Many high-resolution surfaces are created through isosurface extraction from volumetric representations, obtained by 3D photography, CT, or MRI. Noise inherent in the acquisition process can lead to geometrical and topological errors. Reducing geometrical errors during reconstruction is well studied. However, isosurfaces often contain many topological errors in the form of tiny handles. These nearly invisible artifacts hinder subsequent operations like mesh simplification, remeshing, and parametrization. In this article we present a practical method for removing handles in an isosurface. Our algorithm makes an axis-aligned sweep through the volume to locate handles, compute their sizes, and selectively remove them. The algorithm is designed to facilitate out-of-core execution. It finds the handles by incrementally constructing and analyzing a Reeb graph. The size of a handle is measured by a short nonseparating cycle. Handles are removed robustly by modifying the volume rather than attempting “mesh surgery.” Finally, the volumetric modifications are spatially localized to preserve geometrical detail. We demonstrate topology simplification on several complex models, and show its benefits for subsequent surface processing.

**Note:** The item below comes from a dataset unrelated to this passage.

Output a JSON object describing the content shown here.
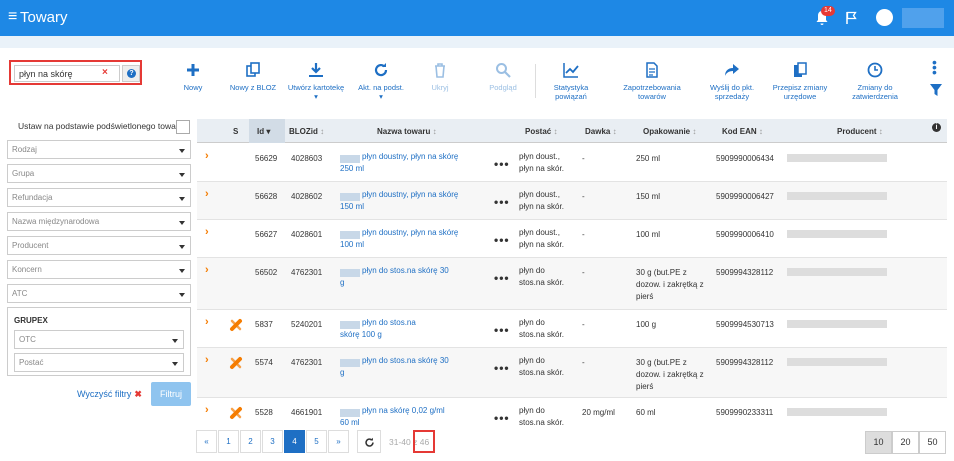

Computer Sciences

Publisher statement

This is the author's version of the work. It is posted here by permission of ACM for your personal use. Not for redistribution. The definitive version was published in Transactions on Graphics, {23, 2, (April 2004)}.



URL: http://digitalcommons.calpoly.edu/csse_fac/206